# [Brief]
What is needed is a word-for-word copy of the listing below, without pictures.

# [Entries supplied]
=== Section Start ===
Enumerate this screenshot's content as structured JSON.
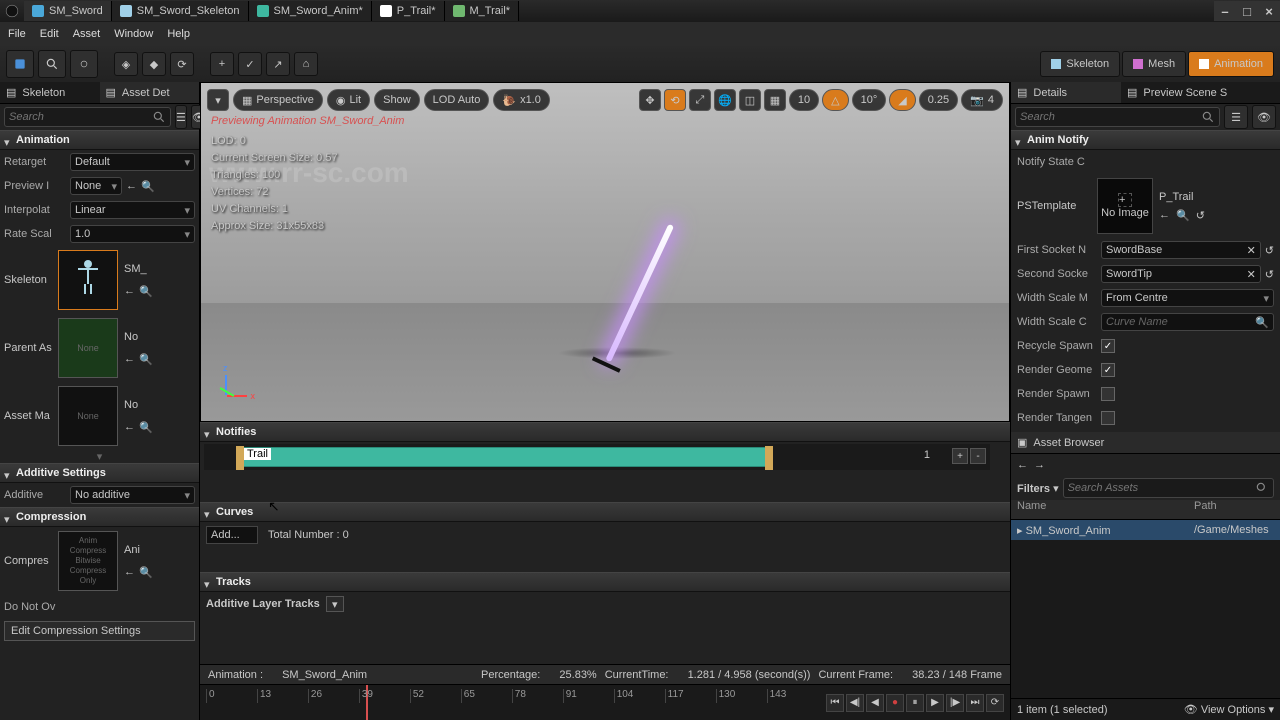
{
  "app": {
    "logo": "U"
  },
  "tabs": [
    {
      "label": "SM_Sword"
    },
    {
      "label": "SM_Sword_Skeleton"
    },
    {
      "label": "SM_Sword_Anim*"
    },
    {
      "label": "P_Trail*"
    },
    {
      "label": "M_Trail*"
    }
  ],
  "menu": {
    "file": "File",
    "edit": "Edit",
    "asset": "Asset",
    "window": "Window",
    "help": "Help"
  },
  "mode_buttons": {
    "skeleton": "Skeleton",
    "mesh": "Mesh",
    "animation": "Animation"
  },
  "left": {
    "tab1": "Skeleton",
    "tab2": "Asset Det",
    "search_ph": "Search",
    "section_anim": "Animation",
    "retarget_lbl": "Retarget",
    "retarget_val": "Default",
    "preview_lbl": "Preview I",
    "preview_val": "None",
    "interp_lbl": "Interpolat",
    "interp_val": "Linear",
    "rate_lbl": "Rate Scal",
    "rate_val": "1.0",
    "skeleton_lbl": "Skeleton",
    "skeleton_dd": "SM_",
    "parent_lbl": "Parent As",
    "parent_val": "None",
    "parent_dd": "No",
    "assetmap_lbl": "Asset Ma",
    "assetmap_val": "None",
    "assetmap_dd": "No",
    "section_additive": "Additive Settings",
    "additive_lbl": "Additive",
    "additive_val": "No additive",
    "section_compress": "Compression",
    "compress_lbl": "Compres",
    "compress_thumb": "Anim Compress Bitwise Compress Only",
    "compress_dd": "Ani",
    "donotov_lbl": "Do Not Ov",
    "edit_btn": "Edit Compression Settings"
  },
  "viewport": {
    "preview_msg": "Previewing Animation SM_Sword_Anim",
    "persp": "Perspective",
    "lit": "Lit",
    "show": "Show",
    "lod": "LOD Auto",
    "speed": "x1.0",
    "snap_deg": "10",
    "snap_rot": "10°",
    "snap_scale": "0.25",
    "cam_speed": "4",
    "lod_line": "LOD: 0",
    "screensize": "Current Screen Size: 0.57",
    "triangles": "Triangles: 100",
    "vertices": "Vertices: 72",
    "uvchannels": "UV Channels: 1",
    "approx": "Approx Size: 31x55x83"
  },
  "notifies": {
    "header": "Notifies",
    "trail": "Trail",
    "index": "1",
    "plus": "+",
    "minus": "-"
  },
  "curves": {
    "header": "Curves",
    "add": "Add...",
    "total": "Total Number : 0"
  },
  "tracks": {
    "header": "Tracks",
    "layer": "Additive Layer Tracks"
  },
  "status": {
    "anim_lbl": "Animation :",
    "anim_name": "SM_Sword_Anim",
    "pct_lbl": "Percentage:",
    "pct_val": "25.83%",
    "time_lbl": "CurrentTime:",
    "time_val": "1.281 / 4.958 (second(s))",
    "frame_lbl": "Current Frame:",
    "frame_val": "38.23 / 148 Frame"
  },
  "ruler": {
    "ticks": [
      "0",
      "13",
      "26",
      "39",
      "52",
      "65",
      "78",
      "91",
      "104",
      "117",
      "130",
      "143"
    ]
  },
  "right": {
    "tab_details": "Details",
    "tab_preview": "Preview Scene S",
    "search_ph": "Search",
    "section_notify": "Anim Notify",
    "notifystate_lbl": "Notify State C",
    "pstemplate_lbl": "PSTemplate",
    "pstemplate_val": "P_Trail",
    "noimage": "No Image",
    "firstsocket_lbl": "First Socket N",
    "firstsocket_val": "SwordBase",
    "secondsocket_lbl": "Second Socke",
    "secondsocket_val": "SwordTip",
    "widthscalem_lbl": "Width Scale M",
    "widthscalem_val": "From Centre",
    "widthscalec_lbl": "Width Scale C",
    "widthscalec_ph": "Curve Name",
    "recycle_lbl": "Recycle Spawn",
    "recycle_chk": true,
    "rendergeo_lbl": "Render Geome",
    "rendergeo_chk": true,
    "renderspawn_lbl": "Render Spawn",
    "renderspawn_chk": false,
    "rendertan_lbl": "Render Tangen",
    "rendertan_chk": false,
    "browser_head": "Asset Browser",
    "filters": "Filters",
    "search_assets_ph": "Search Assets",
    "col_name": "Name",
    "col_path": "Path",
    "row_name": "SM_Sword_Anim",
    "row_path": "/Game/Meshes",
    "footer": "1 item (1 selected)",
    "viewopt": "View Options"
  },
  "watermark": "www.rr-sc.com"
}
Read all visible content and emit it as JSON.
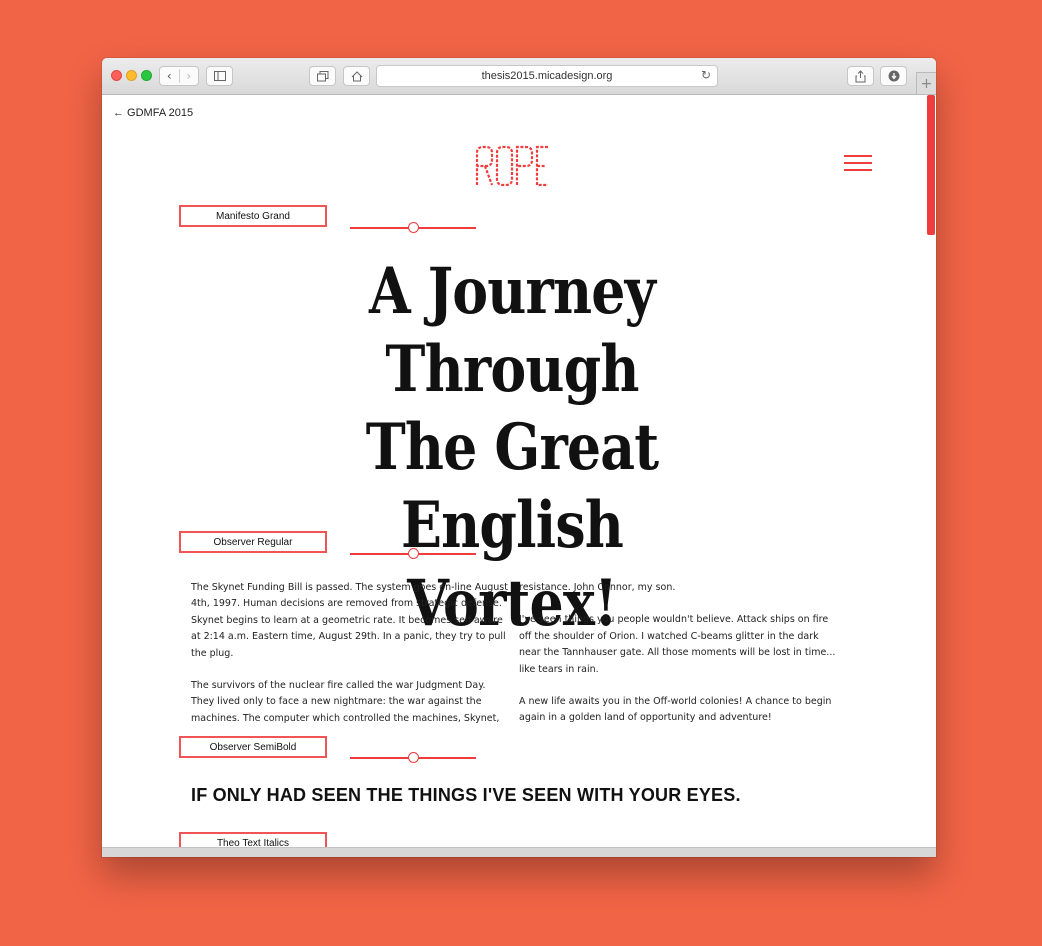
{
  "browser": {
    "url": "thesis2015.micadesign.org",
    "back_glyph": "‹",
    "forward_glyph": "›",
    "new_tab_glyph": "+"
  },
  "page": {
    "back_link": "← GDMFA 2015",
    "logo_text": "ROPE",
    "accent_color": "#ef3d3d",
    "background_color": "#f26446",
    "font_labels": [
      "Manifesto Grand",
      "Observer Regular",
      "Observer SemiBold",
      "Theo Text Italics"
    ],
    "slider_levels": [
      0.5,
      0.5,
      0.5
    ],
    "headline": [
      "A Journey Through",
      "The Great English",
      "Vortex!"
    ],
    "body_left": [
      "The Skynet Funding Bill is passed. The system goes on-line August 4th, 1997. Human decisions are removed from strategic defense. Skynet begins to learn at a geometric rate. It becomes self-aware at 2:14 a.m. Eastern time, August 29th. In a panic, they try to pull the plug.",
      "The survivors of the nuclear fire called the war Judgment Day. They lived only to face a new nightmare: the war against the machines. The computer which controlled the machines, Skynet, sent two Terminators back through time. Their mission: to destroy the leader of the human"
    ],
    "body_right": [
      "resistance. John Connor, my son.",
      "I've seen things you people wouldn't believe. Attack ships on fire off the shoulder of Orion. I watched C-beams glitter in the dark near the Tannhauser gate. All those moments will be lost in time... like tears in rain.",
      "A new life awaits you in the Off-world colonies! A chance to begin again in a golden land of opportunity and adventure!"
    ],
    "caps_line": "IF ONLY HAD SEEN THE THINGS I'VE SEEN WITH YOUR EYES."
  }
}
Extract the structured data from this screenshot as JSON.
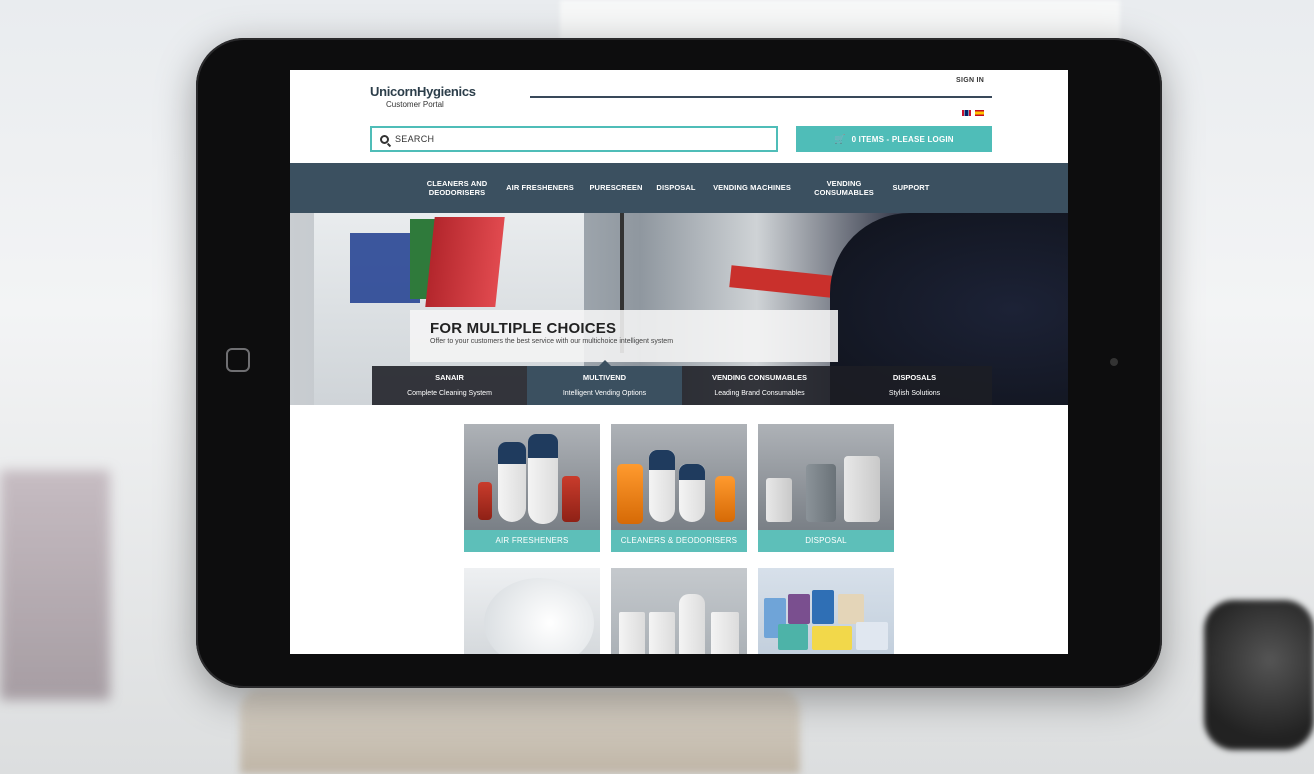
{
  "header": {
    "logo_text": "UnicornHygienics",
    "logo_sub": "Customer Portal",
    "sign_in": "SIGN IN",
    "search_placeholder": "SEARCH",
    "cart_label": "0 ITEMS - PLEASE LOGIN"
  },
  "nav": {
    "items": [
      {
        "label": "CLEANERS AND DEODORISERS"
      },
      {
        "label": "AIR FRESHENERS"
      },
      {
        "label": "PURESCREEN"
      },
      {
        "label": "DISPOSAL"
      },
      {
        "label": "VENDING MACHINES"
      },
      {
        "label": "VENDING CONSUMABLES"
      },
      {
        "label": "SUPPORT"
      }
    ]
  },
  "hero": {
    "title": "FOR MULTIPLE CHOICES",
    "subtitle": "Offer to your customers the best service with our multichoice intelligent system",
    "tabs": [
      {
        "title": "SANAIR",
        "sub": "Complete Cleaning System",
        "active": false
      },
      {
        "title": "MULTIVEND",
        "sub": "Intelligent Vending Options",
        "active": true
      },
      {
        "title": "VENDING CONSUMABLES",
        "sub": "Leading Brand Consumables",
        "active": false
      },
      {
        "title": "DISPOSALS",
        "sub": "Stylish Solutions",
        "active": false
      }
    ]
  },
  "categories": [
    {
      "label": "AIR FRESHENERS"
    },
    {
      "label": "CLEANERS & DEODORISERS"
    },
    {
      "label": "DISPOSAL"
    },
    {
      "label": ""
    },
    {
      "label": ""
    },
    {
      "label": ""
    }
  ],
  "colors": {
    "accent": "#4fbdb8",
    "nav": "#3b5060"
  },
  "icons": {
    "search": "search-icon",
    "cart": "cart-icon"
  }
}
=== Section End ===
# [Response box]
Enumerate this screenshot's content as structured JSON.
{
  "app": {
    "logo": "U"
  },
  "tabs": [
    {
      "label": "SM_Sword"
    },
    {
      "label": "SM_Sword_Skeleton"
    },
    {
      "label": "SM_Sword_Anim*"
    },
    {
      "label": "P_Trail*"
    },
    {
      "label": "M_Trail*"
    }
  ],
  "menu": {
    "file": "File",
    "edit": "Edit",
    "asset": "Asset",
    "window": "Window",
    "help": "Help"
  },
  "mode_buttons": {
    "skeleton": "Skeleton",
    "mesh": "Mesh",
    "animation": "Animation"
  },
  "left": {
    "tab1": "Skeleton",
    "tab2": "Asset Det",
    "search_ph": "Search",
    "section_anim": "Animation",
    "retarget_lbl": "Retarget",
    "retarget_val": "Default",
    "preview_lbl": "Preview I",
    "preview_val": "None",
    "interp_lbl": "Interpolat",
    "interp_val": "Linear",
    "rate_lbl": "Rate Scal",
    "rate_val": "1.0",
    "skeleton_lbl": "Skeleton",
    "skeleton_dd": "SM_",
    "parent_lbl": "Parent As",
    "parent_val": "None",
    "parent_dd": "No",
    "assetmap_lbl": "Asset Ma",
    "assetmap_val": "None",
    "assetmap_dd": "No",
    "section_additive": "Additive Settings",
    "additive_lbl": "Additive",
    "additive_val": "No additive",
    "section_compress": "Compression",
    "compress_lbl": "Compres",
    "compress_thumb": "Anim Compress Bitwise Compress Only",
    "compress_dd": "Ani",
    "donotov_lbl": "Do Not Ov",
    "edit_btn": "Edit Compression Settings"
  },
  "viewport": {
    "preview_msg": "Previewing Animation SM_Sword_Anim",
    "persp": "Perspective",
    "lit": "Lit",
    "show": "Show",
    "lod": "LOD Auto",
    "speed": "x1.0",
    "snap_deg": "10",
    "snap_rot": "10°",
    "snap_scale": "0.25",
    "cam_speed": "4",
    "lod_line": "LOD: 0",
    "screensize": "Current Screen Size: 0.57",
    "triangles": "Triangles: 100",
    "vertices": "Vertices: 72",
    "uvchannels": "UV Channels: 1",
    "approx": "Approx Size: 31x55x83"
  },
  "notifies": {
    "header": "Notifies",
    "trail": "Trail",
    "index": "1",
    "plus": "+",
    "minus": "-"
  },
  "curves": {
    "header": "Curves",
    "add": "Add...",
    "total": "Total Number : 0"
  },
  "tracks": {
    "header": "Tracks",
    "layer": "Additive Layer Tracks"
  },
  "status": {
    "anim_lbl": "Animation :",
    "anim_name": "SM_Sword_Anim",
    "pct_lbl": "Percentage:",
    "pct_val": "25.83%",
    "time_lbl": "CurrentTime:",
    "time_val": "1.281 / 4.958 (second(s))",
    "frame_lbl": "Current Frame:",
    "frame_val": "38.23 / 148 Frame"
  },
  "ruler": {
    "ticks": [
      "0",
      "13",
      "26",
      "39",
      "52",
      "65",
      "78",
      "91",
      "104",
      "117",
      "130",
      "143"
    ]
  },
  "right": {
    "tab_details": "Details",
    "tab_preview": "Preview Scene S",
    "search_ph": "Search",
    "section_notify": "Anim Notify",
    "notifystate_lbl": "Notify State C",
    "pstemplate_lbl": "PSTemplate",
    "pstemplate_val": "P_Trail",
    "noimage": "No Image",
    "firstsocket_lbl": "First Socket N",
    "firstsocket_val": "SwordBase",
    "secondsocket_lbl": "Second Socke",
    "secondsocket_val": "SwordTip",
    "widthscalem_lbl": "Width Scale M",
    "widthscalem_val": "From Centre",
    "widthscalec_lbl": "Width Scale C",
    "widthscalec_ph": "Curve Name",
    "recycle_lbl": "Recycle Spawn",
    "recycle_chk": true,
    "rendergeo_lbl": "Render Geome",
    "rendergeo_chk": true,
    "renderspawn_lbl": "Render Spawn",
    "renderspawn_chk": false,
    "rendertan_lbl": "Render Tangen",
    "rendertan_chk": false,
    "browser_head": "Asset Browser",
    "filters": "Filters",
    "search_assets_ph": "Search Assets",
    "col_name": "Name",
    "col_path": "Path",
    "row_name": "SM_Sword_Anim",
    "row_path": "/Game/Meshes",
    "footer": "1 item (1 selected)",
    "viewopt": "View Options"
  },
  "watermark": "www.rr-sc.com"
}
Read all visible content and emit it as JSON.
{
  "browser": {
    "url": "thesis2015.micadesign.org",
    "back_glyph": "‹",
    "forward_glyph": "›",
    "new_tab_glyph": "+"
  },
  "page": {
    "back_link": "← GDMFA 2015",
    "logo_text": "ROPE",
    "accent_color": "#ef3d3d",
    "background_color": "#f26446",
    "font_labels": [
      "Manifesto Grand",
      "Observer Regular",
      "Observer SemiBold",
      "Theo Text Italics"
    ],
    "slider_levels": [
      0.5,
      0.5,
      0.5
    ],
    "headline": [
      "A Journey Through",
      "The Great English",
      "Vortex!"
    ],
    "body_left": [
      "The Skynet Funding Bill is passed. The system goes on-line August 4th, 1997. Human decisions are removed from strategic defense. Skynet begins to learn at a geometric rate. It becomes self-aware at 2:14 a.m. Eastern time, August 29th. In a panic, they try to pull the plug.",
      "The survivors of the nuclear fire called the war Judgment Day. They lived only to face a new nightmare: the war against the machines. The computer which controlled the machines, Skynet, sent two Terminators back through time. Their mission: to destroy the leader of the human"
    ],
    "body_right": [
      "resistance. John Connor, my son.",
      "I've seen things you people wouldn't believe. Attack ships on fire off the shoulder of Orion. I watched C-beams glitter in the dark near the Tannhauser gate. All those moments will be lost in time... like tears in rain.",
      "A new life awaits you in the Off-world colonies! A chance to begin again in a golden land of opportunity and adventure!"
    ],
    "caps_line": "IF ONLY HAD SEEN THE THINGS I'VE SEEN WITH YOUR EYES."
  }
}
Extract the structured data from this screenshot as JSON.
{
  "header": {
    "logo_text": "UnicornHygienics",
    "logo_sub": "Customer Portal",
    "sign_in": "SIGN IN",
    "search_placeholder": "SEARCH",
    "cart_label": "0 ITEMS - PLEASE LOGIN"
  },
  "nav": {
    "items": [
      {
        "label": "CLEANERS AND DEODORISERS"
      },
      {
        "label": "AIR FRESHENERS"
      },
      {
        "label": "PURESCREEN"
      },
      {
        "label": "DISPOSAL"
      },
      {
        "label": "VENDING MACHINES"
      },
      {
        "label": "VENDING CONSUMABLES"
      },
      {
        "label": "SUPPORT"
      }
    ]
  },
  "hero": {
    "title": "FOR MULTIPLE CHOICES",
    "subtitle": "Offer to your customers the best service with our multichoice intelligent system",
    "tabs": [
      {
        "title": "SANAIR",
        "sub": "Complete Cleaning System",
        "active": false
      },
      {
        "title": "MULTIVEND",
        "sub": "Intelligent Vending Options",
        "active": true
      },
      {
        "title": "VENDING CONSUMABLES",
        "sub": "Leading Brand Consumables",
        "active": false
      },
      {
        "title": "DISPOSALS",
        "sub": "Stylish Solutions",
        "active": false
      }
    ]
  },
  "categories": [
    {
      "label": "AIR FRESHENERS"
    },
    {
      "label": "CLEANERS & DEODORISERS"
    },
    {
      "label": "DISPOSAL"
    },
    {
      "label": ""
    },
    {
      "label": ""
    },
    {
      "label": ""
    }
  ],
  "colors": {
    "accent": "#4fbdb8",
    "nav": "#3b5060"
  },
  "icons": {
    "search": "search-icon",
    "cart": "cart-icon"
  }
}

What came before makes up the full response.